When deregulation comes to Britain next October, the National Bus Company will be faced with the same problems as Greyhound. It may consider applying the same techniques to find the answers.
Franchises in the USA will cost $20,000 and Greyhound will take eight-15 per cent of ticket sales. By franchising, Greyhound keeps its name on the road.
According to Greyhound, deregulation in the USA has led to a 40 per cent cut in passenger fares. This should be music to the ears of Nicholas Ridley, whose Transport Bill has raised controversy from all shades of political opinion and within the industry.
One of the aspects of deregulation which has had little airing is the bus stations. These places are a drain on resources, but they need not be.
If the proprietors were to franchise them, they could be a valuable source of income and an attraction to passengers. This is hardly a new idea — it is the British Airports Authority which runs the air terminals, not the airlines.

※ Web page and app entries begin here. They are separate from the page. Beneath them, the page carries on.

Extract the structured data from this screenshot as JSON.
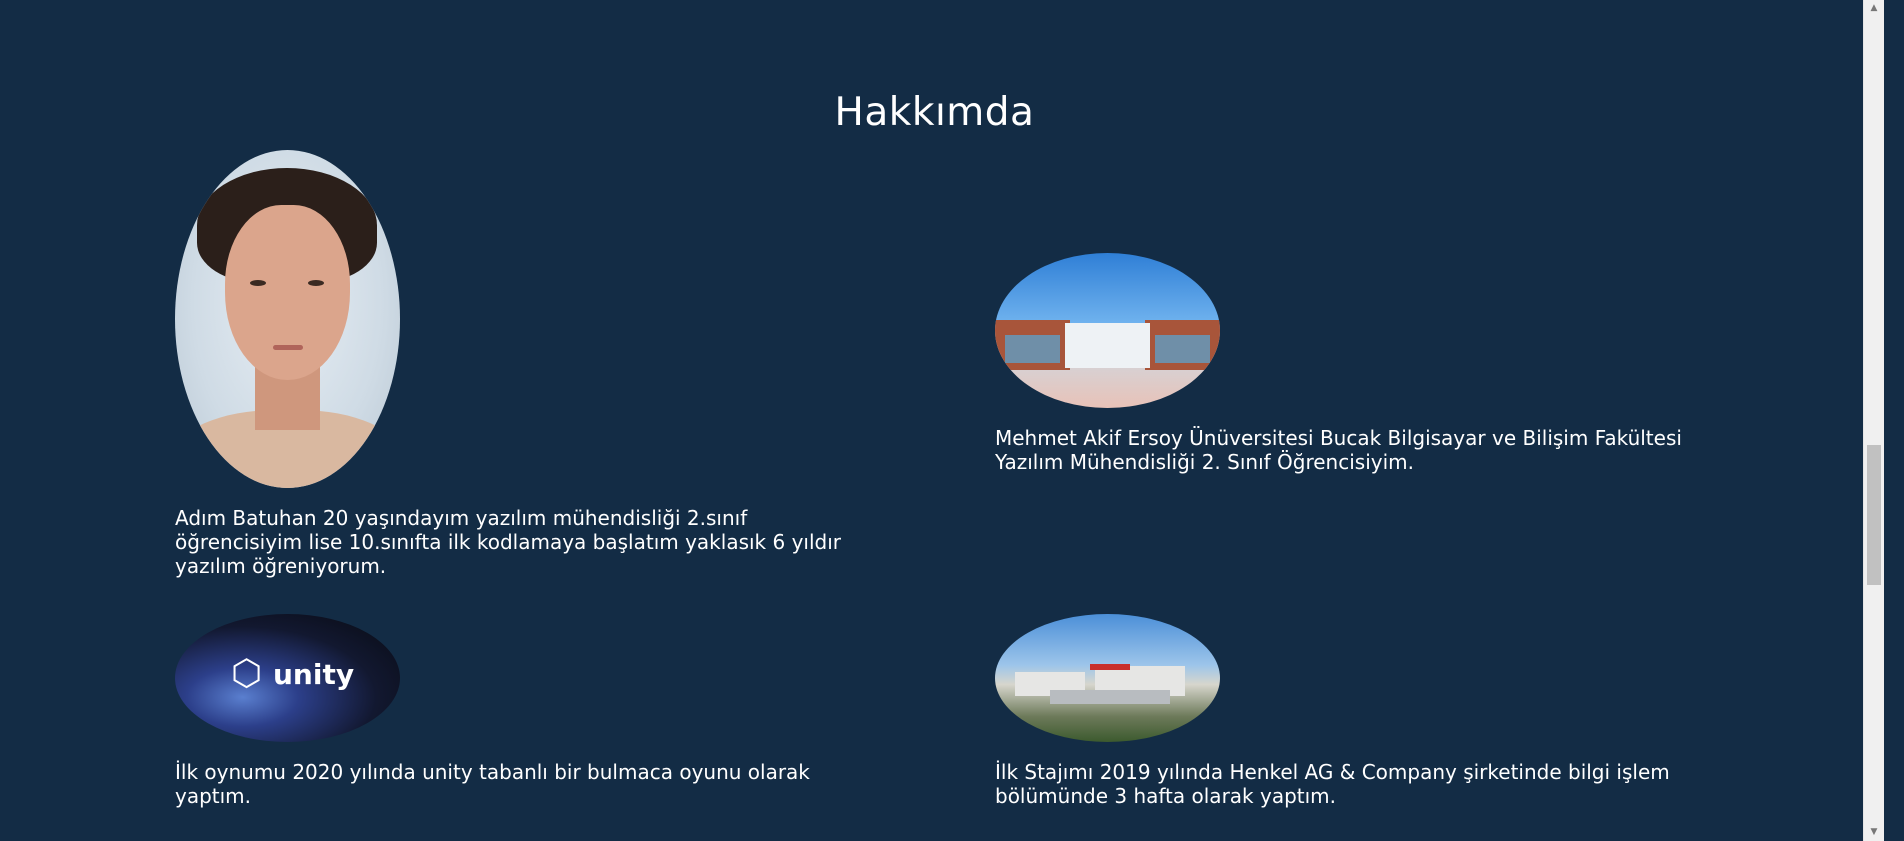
{
  "section": {
    "title": "Hakkımda"
  },
  "cards": [
    {
      "image_name": "portrait-photo",
      "text": "Adım Batuhan 20 yaşındayım yazılım mühendisliği 2.sınıf öğrencisiyim lise 10.sınıfta ilk kodlamaya başlatım yaklasık 6 yıldır yazılım öğreniyorum."
    },
    {
      "image_name": "university-campus-photo",
      "text": "Mehmet Akif Ersoy Ünüversitesi Bucak Bilgisayar ve Bilişim Fakültesi Yazılım Mühendisliği 2. Sınıf Öğrencisiyim."
    },
    {
      "image_name": "unity-logo-image",
      "logo_text": "unity",
      "text": "İlk oynumu 2020 yılında unity tabanlı bir bulmaca oyunu olarak yaptım."
    },
    {
      "image_name": "henkel-factory-photo",
      "text": "İlk Stajımı 2019 yılında Henkel AG & Company şirketinde bilgi işlem bölümünde 3 hafta olarak yaptım."
    }
  ],
  "scrollbar": {
    "up_icon": "chevron-up-icon",
    "down_icon": "chevron-down-icon"
  }
}
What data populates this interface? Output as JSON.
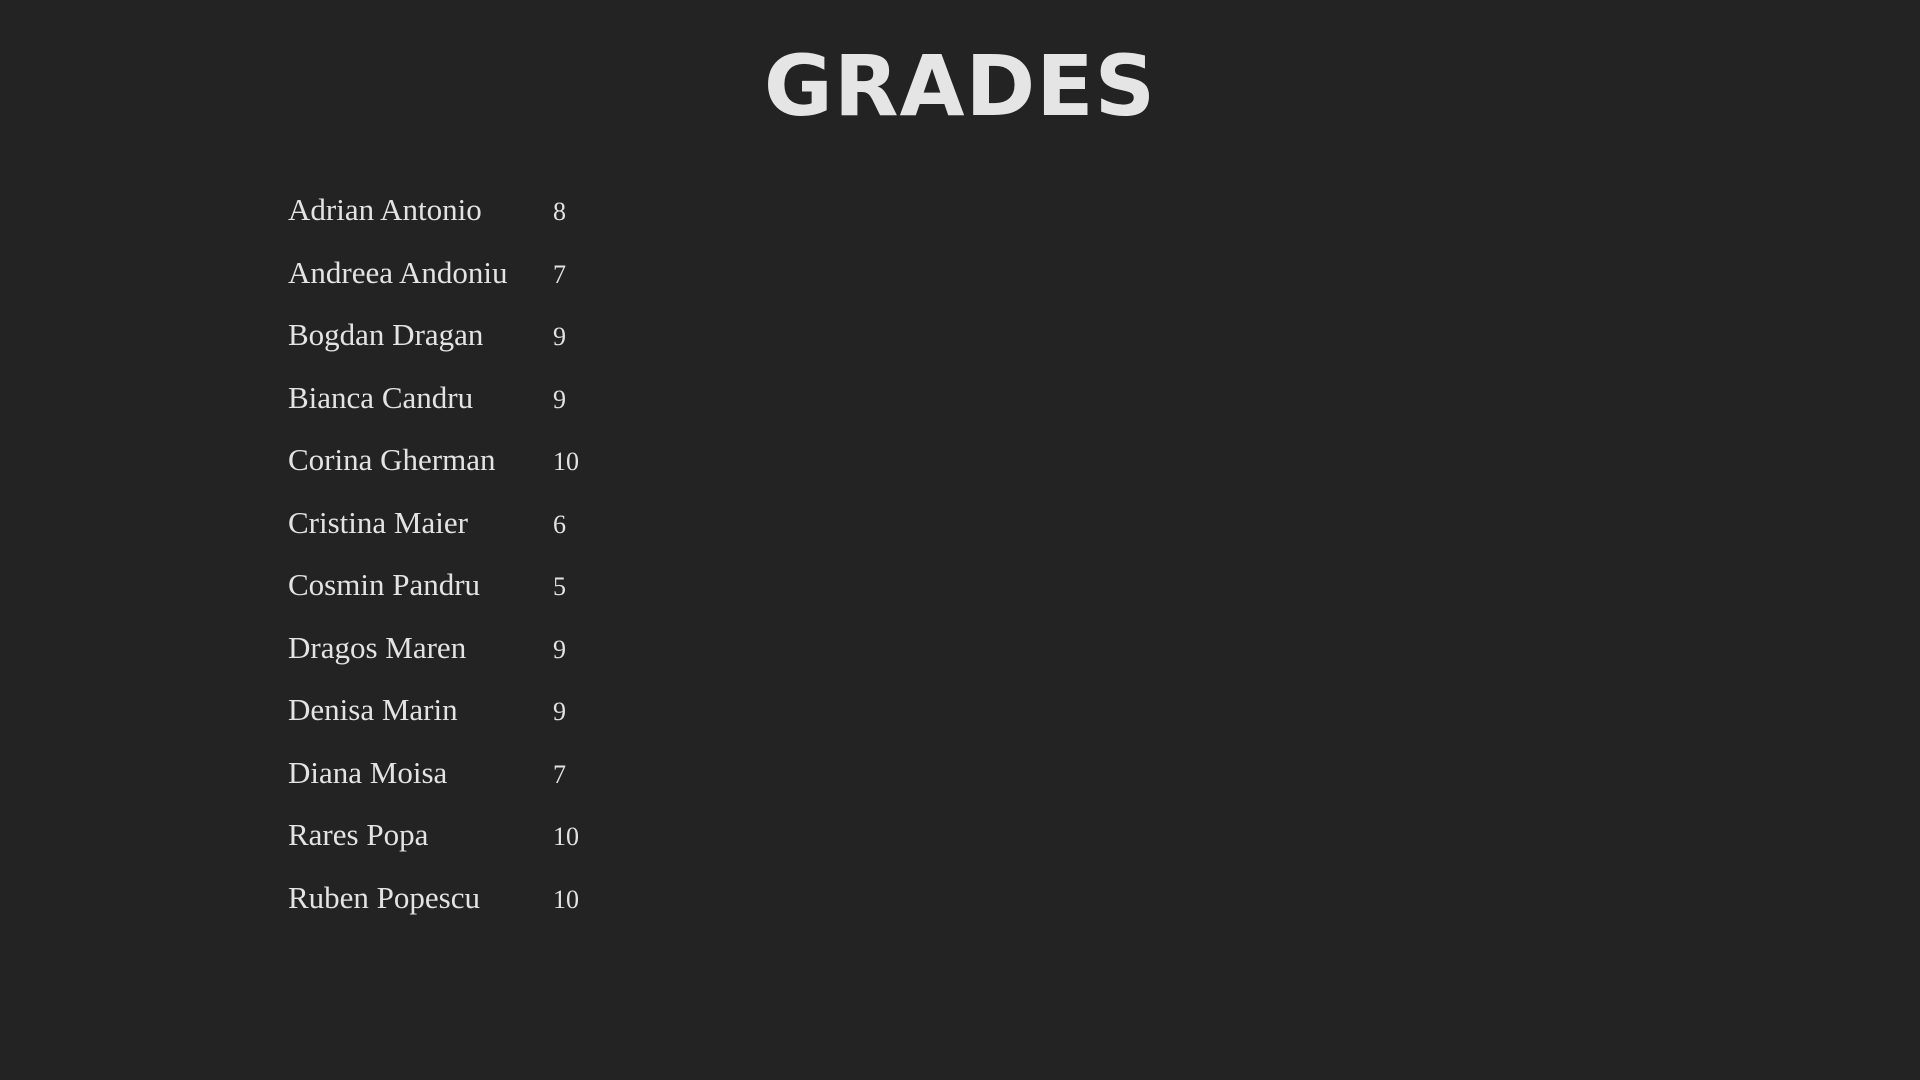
{
  "slide": {
    "title": "GRADES",
    "students": [
      {
        "name": "Adrian Antonio",
        "grade": "8"
      },
      {
        "name": "Andreea Andoniu",
        "grade": "7"
      },
      {
        "name": "Bogdan Dragan",
        "grade": "9"
      },
      {
        "name": "Bianca Candru",
        "grade": "9"
      },
      {
        "name": "Corina Gherman",
        "grade": "10"
      },
      {
        "name": "Cristina Maier",
        "grade": "6"
      },
      {
        "name": "Cosmin Pandru",
        "grade": "5"
      },
      {
        "name": "Dragos Maren",
        "grade": "9"
      },
      {
        "name": "Denisa Marin",
        "grade": "9"
      },
      {
        "name": "Diana Moisa",
        "grade": "7"
      },
      {
        "name": "Rares Popa",
        "grade": "10"
      },
      {
        "name": "Ruben Popescu",
        "grade": "10"
      }
    ]
  },
  "colors": {
    "background": "#232323",
    "text": "#e3e3e3"
  }
}
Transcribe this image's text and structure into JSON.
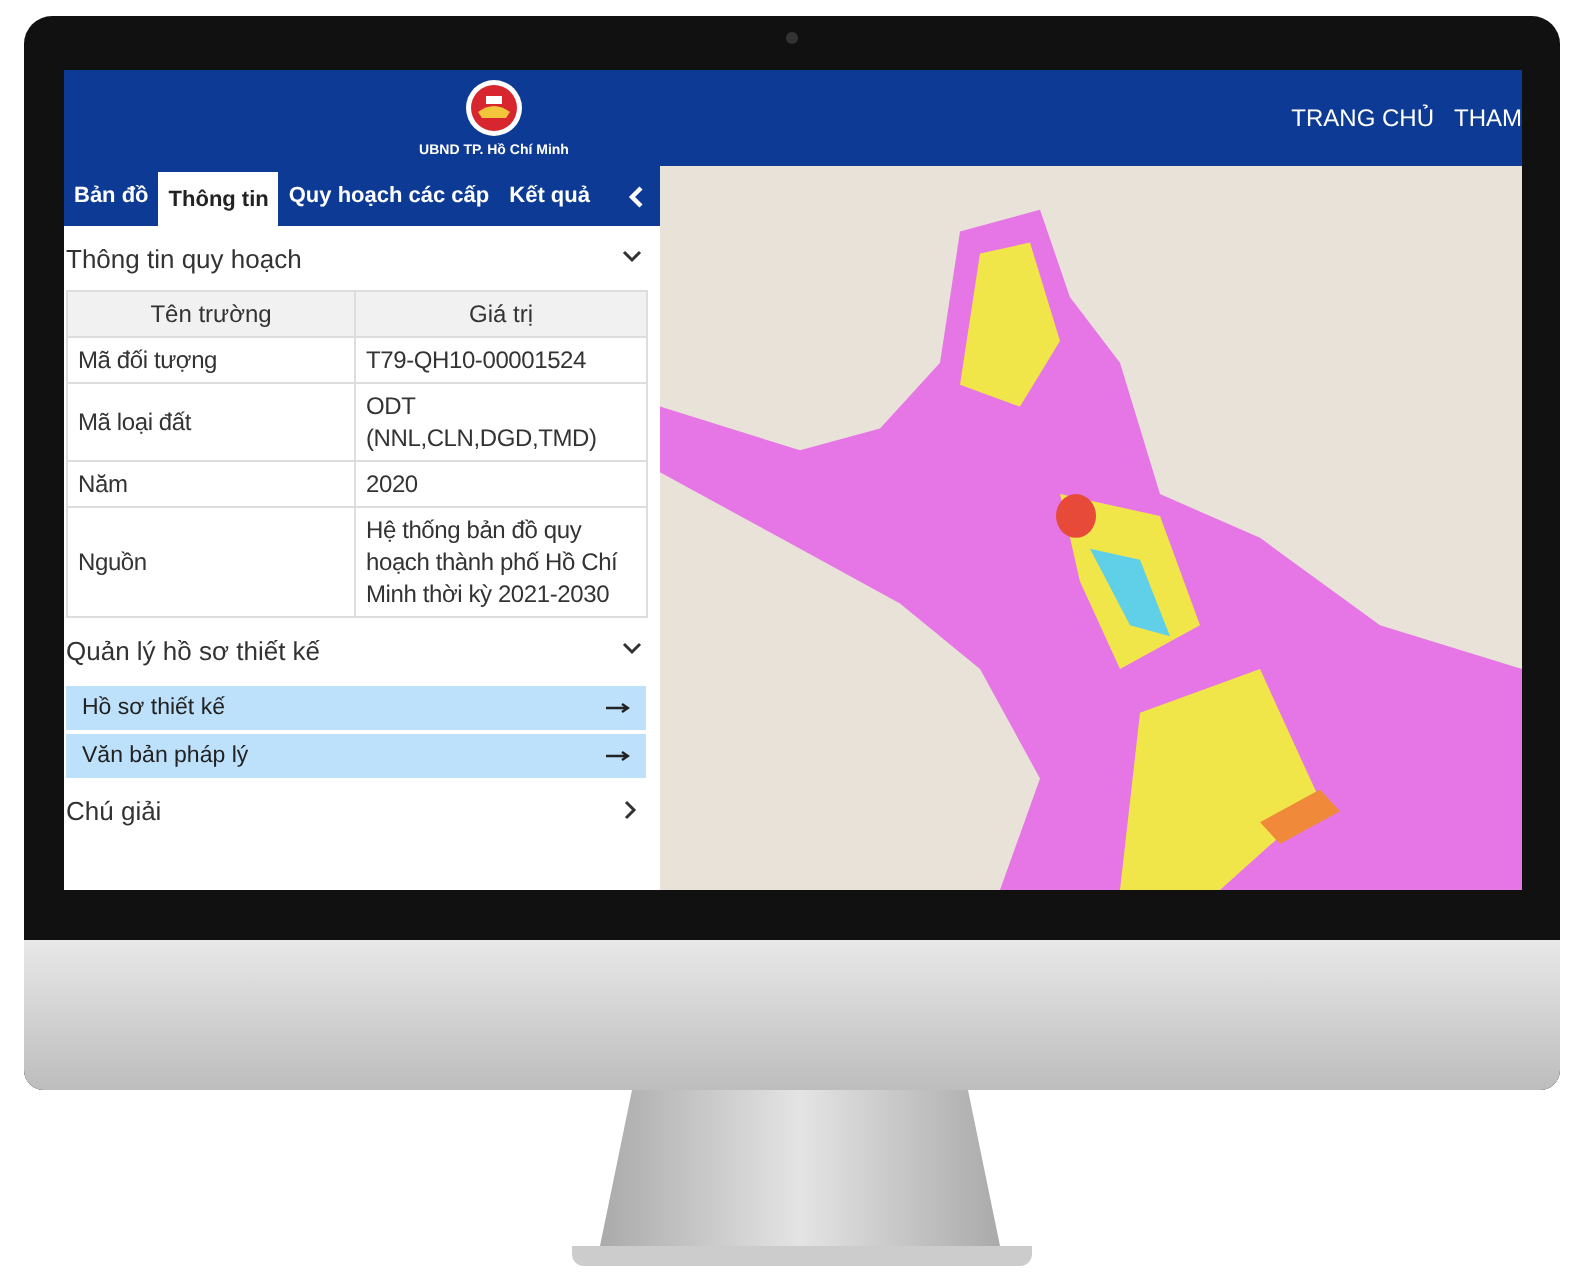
{
  "header": {
    "logo_caption": "UBND TP. Hồ Chí Minh",
    "nav": [
      "TRANG CHỦ",
      "THAM"
    ]
  },
  "tabs": [
    {
      "label": "Bản đồ",
      "selected": false
    },
    {
      "label": "Thông tin",
      "selected": true
    },
    {
      "label": "Quy hoạch các cấp",
      "selected": false
    },
    {
      "label": "Kết quả",
      "selected": false
    }
  ],
  "sections": [
    {
      "title": "Thông tin quy hoạch",
      "expanded": true,
      "kind": "table",
      "columns": [
        "Tên trường",
        "Giá trị"
      ],
      "rows": [
        [
          "Mã đối tượng",
          "T79-QH10-00001524"
        ],
        [
          "Mã loại đất",
          "ODT (NNL,CLN,DGD,TMD)"
        ],
        [
          "Năm",
          "2020"
        ],
        [
          "Nguồn",
          "Hệ thống bản đồ quy hoạch thành phố Hồ Chí Minh thời kỳ 2021-2030"
        ]
      ]
    },
    {
      "title": "Quản lý hồ sơ thiết kế",
      "expanded": true,
      "kind": "links",
      "links": [
        "Hồ sơ thiết kế",
        "Văn bản pháp lý"
      ]
    },
    {
      "title": "Chú giải",
      "expanded": false
    }
  ]
}
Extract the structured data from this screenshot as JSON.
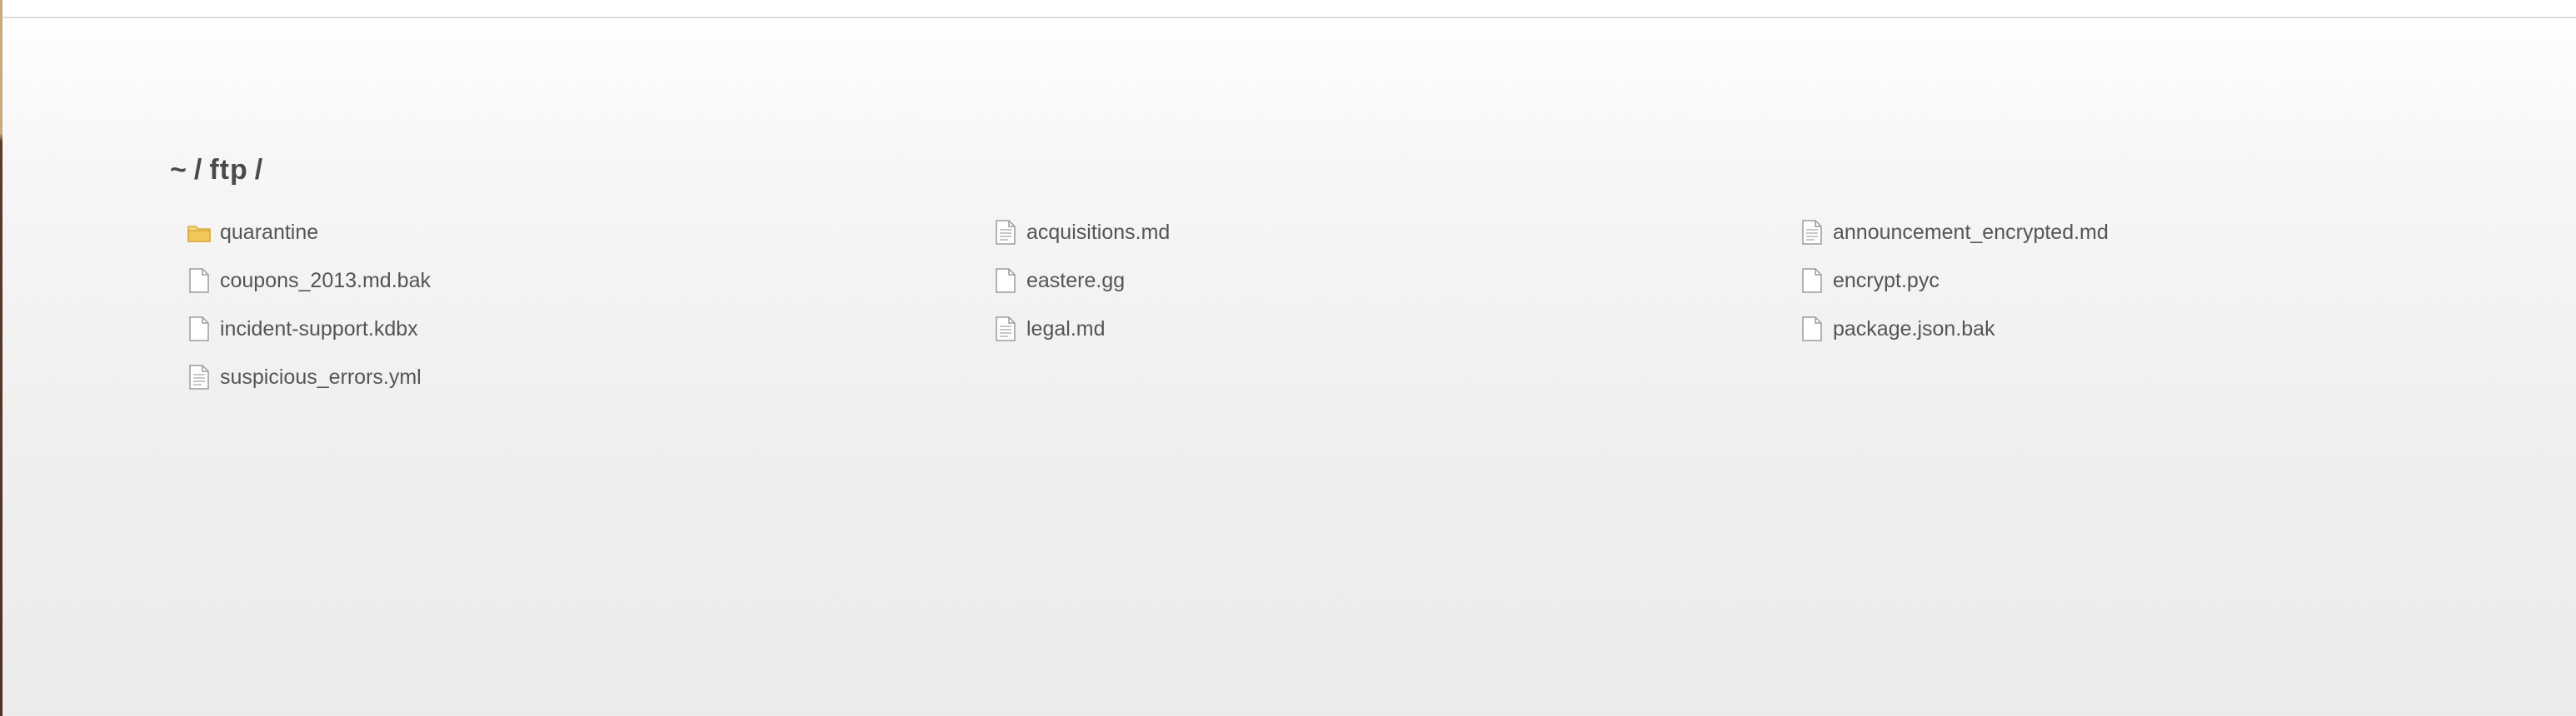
{
  "breadcrumb": {
    "parts": [
      "~",
      "/",
      "ftp",
      "/"
    ]
  },
  "files": [
    {
      "name": "quarantine",
      "icon": "folder-icon"
    },
    {
      "name": "acquisitions.md",
      "icon": "text-file-icon"
    },
    {
      "name": "announcement_encrypted.md",
      "icon": "text-file-icon"
    },
    {
      "name": "coupons_2013.md.bak",
      "icon": "file-icon"
    },
    {
      "name": "eastere.gg",
      "icon": "file-icon"
    },
    {
      "name": "encrypt.pyc",
      "icon": "file-icon"
    },
    {
      "name": "incident-support.kdbx",
      "icon": "file-icon"
    },
    {
      "name": "legal.md",
      "icon": "text-file-icon"
    },
    {
      "name": "package.json.bak",
      "icon": "file-icon"
    },
    {
      "name": "suspicious_errors.yml",
      "icon": "text-file-icon"
    }
  ],
  "colors": {
    "text": "#555555",
    "heading": "#4a4a4a",
    "folder": "#f2c75a"
  }
}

Coach companies are in the business of carrying passengers — they only require pick-up and setting down points. Terminus facilities should be franchised to those better equipped to service both vehicles and passengers, ie oil companies and caterers.